> Exercise aim
Please restate all of the records word for word, setting the pictures aside.

> Supplied data
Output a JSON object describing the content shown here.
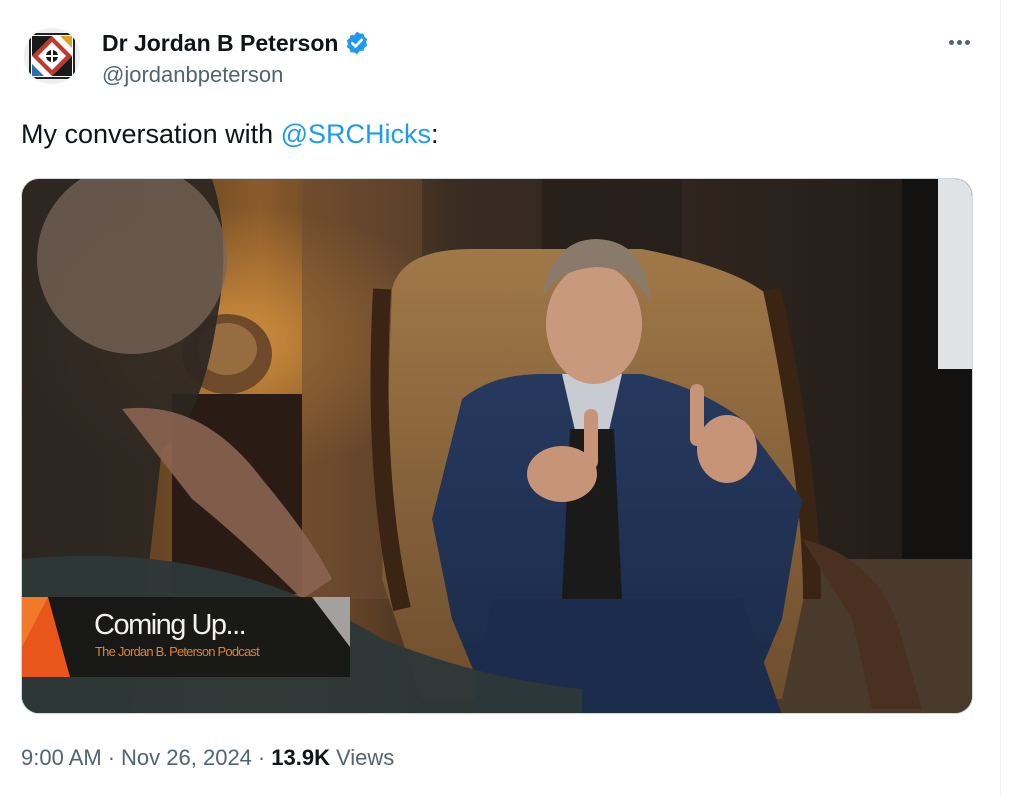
{
  "author": {
    "display_name": "Dr Jordan B Peterson",
    "handle": "@jordanbpeterson",
    "verified": true,
    "verified_color": "#1d9bf0"
  },
  "tweet": {
    "text_prefix": "My conversation with ",
    "mention": "@SRCHicks",
    "text_suffix": ":"
  },
  "media": {
    "overlay_title": "Coming Up...",
    "overlay_subtitle": "The Jordan B. Peterson Podcast"
  },
  "meta": {
    "time": "9:00 AM",
    "separator": "·",
    "date": "Nov 26, 2024",
    "views_count": "13.9K",
    "views_label": "Views"
  },
  "colors": {
    "text_primary": "#0f1419",
    "text_secondary": "#536471",
    "link": "#1d9bf0",
    "accent_orange": "#e8561c"
  },
  "icons": {
    "more": "more-options-icon",
    "verified": "verified-badge-icon"
  }
}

> Exercise solution
Output a JSON object describing the content shown here.
{
  "author": {
    "display_name": "Dr Jordan B Peterson",
    "handle": "@jordanbpeterson",
    "verified": true,
    "verified_color": "#1d9bf0"
  },
  "tweet": {
    "text_prefix": "My conversation with ",
    "mention": "@SRCHicks",
    "text_suffix": ":"
  },
  "media": {
    "overlay_title": "Coming Up...",
    "overlay_subtitle": "The Jordan B. Peterson Podcast"
  },
  "meta": {
    "time": "9:00 AM",
    "separator": "·",
    "date": "Nov 26, 2024",
    "views_count": "13.9K",
    "views_label": "Views"
  },
  "colors": {
    "text_primary": "#0f1419",
    "text_secondary": "#536471",
    "link": "#1d9bf0",
    "accent_orange": "#e8561c"
  },
  "icons": {
    "more": "more-options-icon",
    "verified": "verified-badge-icon"
  }
}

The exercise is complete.